All of us can repent of times when we’ve used power over others to cause harm — whether large or small. Ask the Holy Spirit to show you how to give power to or have power with people in our homes, churches and communities.
2. Reach out to survivors of sexual and gender-based violence.
If you know someone who has survived sexual and gender-based violence, reach out and offer a helping hand. Let the spirit of whatsoever you do to the least of my brother, that you do unto me flourish (Matthew 25:40).
3. Pray for victims of sexual and gender-based violence.
Prayer is one of our most powerful tools. Pray for healing for those affected by sexual and gender violence, pray for those like Angela who are vulnerable, and pray for men and women to speak out.
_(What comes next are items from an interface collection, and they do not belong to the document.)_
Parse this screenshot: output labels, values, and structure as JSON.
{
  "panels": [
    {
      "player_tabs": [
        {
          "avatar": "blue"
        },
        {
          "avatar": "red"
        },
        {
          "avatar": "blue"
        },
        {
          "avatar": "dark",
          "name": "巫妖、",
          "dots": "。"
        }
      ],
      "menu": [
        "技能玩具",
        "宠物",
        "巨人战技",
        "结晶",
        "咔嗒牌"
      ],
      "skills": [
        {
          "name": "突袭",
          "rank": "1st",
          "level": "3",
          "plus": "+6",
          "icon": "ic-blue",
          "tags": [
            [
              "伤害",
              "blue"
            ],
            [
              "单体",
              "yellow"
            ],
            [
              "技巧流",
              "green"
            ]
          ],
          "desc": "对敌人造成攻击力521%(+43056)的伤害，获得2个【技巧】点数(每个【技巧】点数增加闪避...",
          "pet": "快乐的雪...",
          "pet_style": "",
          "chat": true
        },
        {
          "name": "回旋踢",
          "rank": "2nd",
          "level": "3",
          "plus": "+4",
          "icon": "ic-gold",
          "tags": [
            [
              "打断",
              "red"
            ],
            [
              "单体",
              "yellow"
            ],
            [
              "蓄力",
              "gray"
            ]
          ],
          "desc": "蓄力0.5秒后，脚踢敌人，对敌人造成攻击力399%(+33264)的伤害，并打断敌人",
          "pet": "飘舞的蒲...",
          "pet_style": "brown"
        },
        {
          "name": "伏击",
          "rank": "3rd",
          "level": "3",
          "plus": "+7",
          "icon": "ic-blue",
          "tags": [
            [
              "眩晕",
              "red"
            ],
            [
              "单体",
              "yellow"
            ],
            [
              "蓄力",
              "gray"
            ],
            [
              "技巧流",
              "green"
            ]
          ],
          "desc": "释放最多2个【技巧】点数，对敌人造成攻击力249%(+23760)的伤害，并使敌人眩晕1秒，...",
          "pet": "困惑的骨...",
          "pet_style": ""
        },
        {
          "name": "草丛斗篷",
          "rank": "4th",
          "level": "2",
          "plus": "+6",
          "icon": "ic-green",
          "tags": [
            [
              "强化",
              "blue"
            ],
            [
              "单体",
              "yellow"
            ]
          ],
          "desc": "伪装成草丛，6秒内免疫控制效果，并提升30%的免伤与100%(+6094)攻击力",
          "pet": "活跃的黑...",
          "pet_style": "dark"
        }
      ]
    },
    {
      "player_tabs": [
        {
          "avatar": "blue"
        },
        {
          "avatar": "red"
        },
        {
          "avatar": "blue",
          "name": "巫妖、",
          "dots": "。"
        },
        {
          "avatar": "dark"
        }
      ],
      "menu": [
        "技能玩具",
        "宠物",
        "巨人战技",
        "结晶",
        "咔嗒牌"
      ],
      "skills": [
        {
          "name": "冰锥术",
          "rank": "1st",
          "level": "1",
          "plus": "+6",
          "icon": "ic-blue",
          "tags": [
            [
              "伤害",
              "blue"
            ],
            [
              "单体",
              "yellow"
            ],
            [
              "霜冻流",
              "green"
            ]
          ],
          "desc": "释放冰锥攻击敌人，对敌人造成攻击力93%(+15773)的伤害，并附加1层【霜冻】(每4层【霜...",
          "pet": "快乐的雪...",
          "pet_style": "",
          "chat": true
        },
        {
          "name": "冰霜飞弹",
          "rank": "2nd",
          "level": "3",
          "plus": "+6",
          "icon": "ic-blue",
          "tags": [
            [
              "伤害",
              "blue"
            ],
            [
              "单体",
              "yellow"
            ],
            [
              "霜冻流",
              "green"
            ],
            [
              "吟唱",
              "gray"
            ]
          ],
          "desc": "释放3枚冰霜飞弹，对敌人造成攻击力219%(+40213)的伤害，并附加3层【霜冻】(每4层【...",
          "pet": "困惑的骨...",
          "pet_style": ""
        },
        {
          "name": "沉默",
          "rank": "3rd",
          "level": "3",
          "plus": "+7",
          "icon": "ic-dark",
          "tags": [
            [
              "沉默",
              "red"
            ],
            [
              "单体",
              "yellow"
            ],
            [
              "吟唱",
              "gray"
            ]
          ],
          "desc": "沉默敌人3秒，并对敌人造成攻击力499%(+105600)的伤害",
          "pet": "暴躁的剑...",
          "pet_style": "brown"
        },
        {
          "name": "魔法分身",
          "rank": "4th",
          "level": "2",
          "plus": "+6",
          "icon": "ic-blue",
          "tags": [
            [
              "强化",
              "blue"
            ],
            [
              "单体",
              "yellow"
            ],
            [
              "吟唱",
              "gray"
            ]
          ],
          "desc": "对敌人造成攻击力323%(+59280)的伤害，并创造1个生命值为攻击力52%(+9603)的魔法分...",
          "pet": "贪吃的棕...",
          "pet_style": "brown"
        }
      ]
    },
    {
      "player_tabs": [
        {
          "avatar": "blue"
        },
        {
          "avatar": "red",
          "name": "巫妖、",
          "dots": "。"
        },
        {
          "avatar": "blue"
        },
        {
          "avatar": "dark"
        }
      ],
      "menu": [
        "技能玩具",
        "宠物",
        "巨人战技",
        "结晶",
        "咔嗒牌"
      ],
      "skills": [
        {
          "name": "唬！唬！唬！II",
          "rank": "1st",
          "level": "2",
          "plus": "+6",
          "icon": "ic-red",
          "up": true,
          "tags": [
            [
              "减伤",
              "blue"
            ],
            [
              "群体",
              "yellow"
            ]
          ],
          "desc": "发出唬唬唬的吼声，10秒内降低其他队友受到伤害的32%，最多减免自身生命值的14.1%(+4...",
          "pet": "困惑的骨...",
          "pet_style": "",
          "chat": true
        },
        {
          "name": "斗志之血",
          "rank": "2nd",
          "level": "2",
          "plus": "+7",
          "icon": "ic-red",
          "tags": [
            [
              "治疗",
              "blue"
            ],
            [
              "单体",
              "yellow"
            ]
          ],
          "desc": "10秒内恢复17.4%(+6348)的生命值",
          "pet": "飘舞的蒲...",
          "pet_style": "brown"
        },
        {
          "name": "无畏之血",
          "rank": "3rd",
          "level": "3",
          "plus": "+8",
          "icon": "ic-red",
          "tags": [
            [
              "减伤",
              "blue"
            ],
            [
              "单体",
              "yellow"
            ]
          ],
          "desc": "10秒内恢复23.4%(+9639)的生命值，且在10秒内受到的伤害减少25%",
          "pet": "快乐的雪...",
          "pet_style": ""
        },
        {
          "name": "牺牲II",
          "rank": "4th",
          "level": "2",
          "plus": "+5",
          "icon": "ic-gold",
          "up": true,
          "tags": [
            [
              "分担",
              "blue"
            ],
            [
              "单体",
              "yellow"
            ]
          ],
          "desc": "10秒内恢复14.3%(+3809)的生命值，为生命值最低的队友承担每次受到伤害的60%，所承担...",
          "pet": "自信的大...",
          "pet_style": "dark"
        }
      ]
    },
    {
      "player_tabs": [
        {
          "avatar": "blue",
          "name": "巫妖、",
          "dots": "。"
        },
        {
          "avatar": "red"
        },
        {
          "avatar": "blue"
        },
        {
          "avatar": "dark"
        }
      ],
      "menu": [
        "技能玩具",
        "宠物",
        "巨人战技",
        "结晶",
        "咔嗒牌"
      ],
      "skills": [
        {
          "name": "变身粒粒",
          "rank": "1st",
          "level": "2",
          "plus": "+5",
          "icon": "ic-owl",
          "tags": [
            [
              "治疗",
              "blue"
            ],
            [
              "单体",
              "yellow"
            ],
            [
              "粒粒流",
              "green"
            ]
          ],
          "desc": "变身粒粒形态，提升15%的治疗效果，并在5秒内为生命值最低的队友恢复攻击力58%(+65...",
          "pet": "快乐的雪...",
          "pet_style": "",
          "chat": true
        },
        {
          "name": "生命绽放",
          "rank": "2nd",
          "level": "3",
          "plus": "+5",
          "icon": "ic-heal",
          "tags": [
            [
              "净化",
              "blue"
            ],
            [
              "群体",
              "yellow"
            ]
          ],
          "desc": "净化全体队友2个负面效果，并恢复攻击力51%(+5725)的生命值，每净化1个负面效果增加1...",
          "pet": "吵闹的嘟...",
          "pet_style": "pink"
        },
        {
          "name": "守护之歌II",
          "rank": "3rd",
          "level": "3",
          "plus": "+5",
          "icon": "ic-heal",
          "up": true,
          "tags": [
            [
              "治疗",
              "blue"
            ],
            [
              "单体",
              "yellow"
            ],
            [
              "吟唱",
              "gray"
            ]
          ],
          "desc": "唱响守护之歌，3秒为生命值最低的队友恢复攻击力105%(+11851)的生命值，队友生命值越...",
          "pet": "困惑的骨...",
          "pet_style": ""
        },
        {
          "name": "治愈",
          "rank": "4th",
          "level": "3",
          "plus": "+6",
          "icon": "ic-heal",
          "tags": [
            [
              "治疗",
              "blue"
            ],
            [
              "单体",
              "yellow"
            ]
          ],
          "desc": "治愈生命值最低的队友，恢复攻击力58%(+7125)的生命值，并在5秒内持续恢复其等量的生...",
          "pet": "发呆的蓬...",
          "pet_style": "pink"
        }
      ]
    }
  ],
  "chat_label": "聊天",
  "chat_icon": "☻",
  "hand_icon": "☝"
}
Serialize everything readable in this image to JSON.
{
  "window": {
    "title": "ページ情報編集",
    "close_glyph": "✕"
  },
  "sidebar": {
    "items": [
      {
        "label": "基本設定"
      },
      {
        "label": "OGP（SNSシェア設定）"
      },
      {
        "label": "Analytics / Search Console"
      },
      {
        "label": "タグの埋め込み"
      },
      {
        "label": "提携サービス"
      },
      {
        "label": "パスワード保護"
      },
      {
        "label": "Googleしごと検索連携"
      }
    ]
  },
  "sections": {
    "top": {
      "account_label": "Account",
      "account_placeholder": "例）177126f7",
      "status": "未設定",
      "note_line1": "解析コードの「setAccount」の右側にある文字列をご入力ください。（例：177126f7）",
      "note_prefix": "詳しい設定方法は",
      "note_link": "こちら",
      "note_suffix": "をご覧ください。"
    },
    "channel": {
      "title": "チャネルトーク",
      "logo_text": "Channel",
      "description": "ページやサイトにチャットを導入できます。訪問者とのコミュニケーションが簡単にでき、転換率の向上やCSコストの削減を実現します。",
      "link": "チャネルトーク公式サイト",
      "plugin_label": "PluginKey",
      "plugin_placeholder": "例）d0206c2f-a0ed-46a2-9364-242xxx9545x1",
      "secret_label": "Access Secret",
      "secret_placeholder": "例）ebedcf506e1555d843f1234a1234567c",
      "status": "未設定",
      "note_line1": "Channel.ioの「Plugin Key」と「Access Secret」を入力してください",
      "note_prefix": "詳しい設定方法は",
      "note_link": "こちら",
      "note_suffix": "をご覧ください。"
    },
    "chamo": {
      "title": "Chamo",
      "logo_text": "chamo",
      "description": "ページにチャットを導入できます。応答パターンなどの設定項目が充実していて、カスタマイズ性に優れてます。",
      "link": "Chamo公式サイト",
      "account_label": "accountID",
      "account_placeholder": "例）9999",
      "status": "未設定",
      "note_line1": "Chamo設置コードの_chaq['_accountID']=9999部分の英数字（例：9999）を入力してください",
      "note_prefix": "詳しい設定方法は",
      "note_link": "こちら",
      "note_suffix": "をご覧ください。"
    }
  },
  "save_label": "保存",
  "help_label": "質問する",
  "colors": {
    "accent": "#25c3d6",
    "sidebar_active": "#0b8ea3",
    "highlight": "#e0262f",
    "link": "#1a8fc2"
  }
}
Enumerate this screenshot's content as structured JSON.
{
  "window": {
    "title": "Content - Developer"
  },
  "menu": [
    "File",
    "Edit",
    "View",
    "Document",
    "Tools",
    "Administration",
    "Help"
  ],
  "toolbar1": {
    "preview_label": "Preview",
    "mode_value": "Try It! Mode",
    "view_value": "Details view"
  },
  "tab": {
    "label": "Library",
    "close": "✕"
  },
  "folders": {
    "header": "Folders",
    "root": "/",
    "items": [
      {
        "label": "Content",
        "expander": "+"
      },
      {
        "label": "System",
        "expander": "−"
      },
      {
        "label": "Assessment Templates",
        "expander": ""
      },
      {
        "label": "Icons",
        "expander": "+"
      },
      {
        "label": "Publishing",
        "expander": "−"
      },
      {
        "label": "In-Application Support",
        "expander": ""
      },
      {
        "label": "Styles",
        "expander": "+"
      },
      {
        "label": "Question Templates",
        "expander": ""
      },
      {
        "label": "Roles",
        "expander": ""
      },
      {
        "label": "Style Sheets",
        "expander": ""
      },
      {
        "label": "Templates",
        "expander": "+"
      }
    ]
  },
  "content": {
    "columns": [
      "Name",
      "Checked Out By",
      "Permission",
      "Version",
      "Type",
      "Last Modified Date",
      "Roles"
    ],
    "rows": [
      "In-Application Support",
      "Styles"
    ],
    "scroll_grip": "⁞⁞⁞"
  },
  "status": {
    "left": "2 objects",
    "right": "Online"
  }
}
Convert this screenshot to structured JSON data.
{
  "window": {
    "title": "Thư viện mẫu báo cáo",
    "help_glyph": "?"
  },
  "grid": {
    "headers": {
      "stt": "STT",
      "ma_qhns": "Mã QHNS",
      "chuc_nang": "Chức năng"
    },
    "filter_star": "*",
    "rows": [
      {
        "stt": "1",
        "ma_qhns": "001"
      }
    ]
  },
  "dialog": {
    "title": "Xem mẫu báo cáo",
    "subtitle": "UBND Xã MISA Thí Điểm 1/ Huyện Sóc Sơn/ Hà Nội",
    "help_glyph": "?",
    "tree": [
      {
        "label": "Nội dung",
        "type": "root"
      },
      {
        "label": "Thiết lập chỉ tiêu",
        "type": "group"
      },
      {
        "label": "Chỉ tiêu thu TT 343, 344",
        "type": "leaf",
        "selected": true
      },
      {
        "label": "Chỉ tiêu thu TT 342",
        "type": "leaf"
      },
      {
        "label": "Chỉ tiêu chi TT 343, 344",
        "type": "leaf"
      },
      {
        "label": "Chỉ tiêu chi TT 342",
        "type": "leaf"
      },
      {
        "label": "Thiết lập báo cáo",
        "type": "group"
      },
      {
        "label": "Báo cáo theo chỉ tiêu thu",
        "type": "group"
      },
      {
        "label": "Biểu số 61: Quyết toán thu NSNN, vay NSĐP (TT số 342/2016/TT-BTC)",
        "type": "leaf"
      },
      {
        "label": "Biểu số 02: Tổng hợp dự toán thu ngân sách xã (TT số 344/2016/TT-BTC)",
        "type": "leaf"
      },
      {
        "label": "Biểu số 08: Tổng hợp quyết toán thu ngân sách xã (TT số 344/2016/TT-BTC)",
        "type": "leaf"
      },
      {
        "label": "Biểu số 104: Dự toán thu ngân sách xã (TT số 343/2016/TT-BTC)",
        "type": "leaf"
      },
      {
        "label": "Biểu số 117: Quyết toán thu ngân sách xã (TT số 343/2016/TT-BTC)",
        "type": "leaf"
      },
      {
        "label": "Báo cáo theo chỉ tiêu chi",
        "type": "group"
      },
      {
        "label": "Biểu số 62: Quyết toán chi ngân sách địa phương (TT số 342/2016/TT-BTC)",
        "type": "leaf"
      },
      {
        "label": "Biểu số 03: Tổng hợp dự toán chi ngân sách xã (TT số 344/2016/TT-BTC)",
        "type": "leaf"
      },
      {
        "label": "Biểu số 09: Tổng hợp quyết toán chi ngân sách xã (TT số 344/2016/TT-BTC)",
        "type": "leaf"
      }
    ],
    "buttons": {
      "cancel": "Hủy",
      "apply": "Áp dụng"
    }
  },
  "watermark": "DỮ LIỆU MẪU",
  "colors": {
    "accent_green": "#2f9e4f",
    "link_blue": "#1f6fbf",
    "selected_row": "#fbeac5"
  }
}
Veronica Kaitano serves as the Gender Equality Social Inclusion Technical Advisor with the World Relief’s Programs Resources Team. Through her work, Veronica supports World Relief’s country offices in ensuring the integration of a gender and social inclusion approach within programming and acts as the global technical lead for supporting implementation and continued growth of World Relief’s couple strengthening model Families for Life, with a specific emphasis on disability inclusion.
Laura DePauw serves as the Knowledge Management Advisor for World Relief’s Strengthening Community Health Outcomes Through Positive Engagement (SCOPE) project providing knowledge management, communications, and information management across the project’s four countries.